Ph.D Strangelove or How I Learned To Stop Worrying And Love Science
Science. What a beautiful word. It sounds complicated, it’s spelling took me a few years to master back when I was younger and it’s pretty much what I want to do with my life. Science is humanity’s best try at making sense of the world that surrounds it, and of manipulating that world. You use science everyday, whether it be it’s offshoot, or quite literally, your brain’s understanding of the concepts it describes. If you are able to walk without falling over, that is because your brain is calculating how to distribute weight as you raise one foot, is calculating how to be most efficient with the energy you possess (using gravity to help your foot land back on the ground for example). There is so much you do subconsciously that all relates back to science, for in the end, science is a way of thinking and of learning, and that’s all you do everyday (or should do, at least): learn from the past and better what you do.
Now, if you know who I am, you’ll know that I love science. To many of you, liking and researching the subject beyond classes in school may seem far-fetched, but I see it as so much more. It isn’t just a hobby, or a pastime, it’s not something I do when I’m bored, it’s something I’ll do whenever I can. Most kids come home from school and try to unwind; whether it be through sports, music or something creative like art. But I read about science, do maths; and do all these other things too. And I know just how hard it may seem to cram all of this into a daily schedule, when we are young, all our time is eaten up by school and homework, but the rewards from trying are monstrous. There is no better, more satisfying feeling than to see some complex term and think “I know what that is,” or be able to use them and actually understand what you’re talking about.
One could know everything there is to know but still not understand what science is. More than all the knowledge, equations and terms, science is a way of thinking. Science is taking a concept or idea, verifying it through experiment. It’s updating your beliefs when new, credible information outweighs your current beliefs. Science is the ability to predict the outcome of something with the largest degree of precision possible, if something cannot by predicted accurately, it is not science. Science is a term that has been slandered, vulgarized, misused and misunderstood. Something is not science merely because someone claims it is. From “detox” products to the belief that vaccines cause autism to meth-based candy that may be finding its way to your childrens’ mouth, pseudoscience and products with a sciencey sounding name slapped onto them are everywhere. The Internet, for all its greatness and everything it has brought to us, has given an international platform to anyone who wishes to claim anything, and so fake stories like this have circulated at an incredibly fast rate. A better understanding and skepticism is needed in the face of lies that hide behind a respected name.
Science also keeps me up at night. Often it is because endless questions about who we are and our Universe. In some cases, it is also incredibly frustrating, not because you don’t know the answer to something (that in itself is quite agitating) but because of its misuse. People appear on television everyday and proclaim some “scientific study” or a “scientific fact,” that are in fact wrong. No one ever steps in to tell them they are wrong because none of them understand the complex scientific or pseudo-scientific terms they use.

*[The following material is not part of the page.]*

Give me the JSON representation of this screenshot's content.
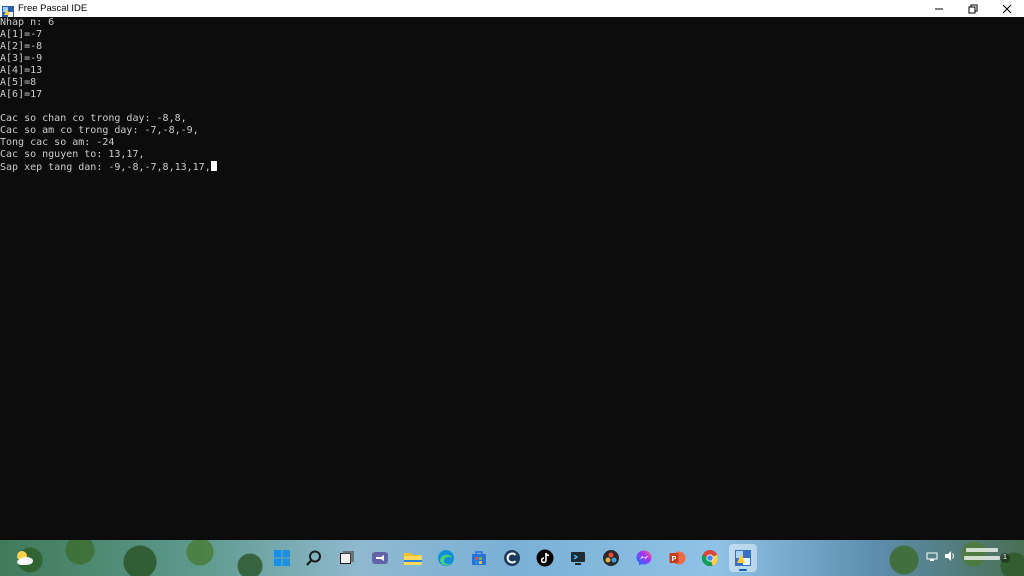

No one dares contradict them as they will just pull out more pseudo-scientific jargon to try and prove their point. They can assign anything to those words, as most people do not know what they mean. This comes from scientific illiteracy. That is why politicians can proclaim falsehoods to a cheering crowd of 4000 people, none the wiser. This is why science is important, and why it is vital to understand it and question it.
Scientific illiteracy means people take ideas and concepts given to them without thinking twice or seeking to understand. After all, the point at which great civilizations end is when everything becomes about “bread and circuses,” an expression coined by a Roman poet describing the state of a failing Rome. Harry Truman believed that in order to make America strong, you had to make it smart. And the dumbing of the world will bring about its downfall.
Not only does science enlighten and explain, but it also carries along a thought process. It isn’t cynical, but it makes you question the validity of things that seem to have no basis. The widespread misunderstanding of science, however, will be the collapse of our current society and civilization. That is not why I love it though, I love it for it’s ability to explain things that are beyond our grasp, things our brain cannot wrap itself around, that we have managed to explain with a method and a tool that we have created and perfected over our existence.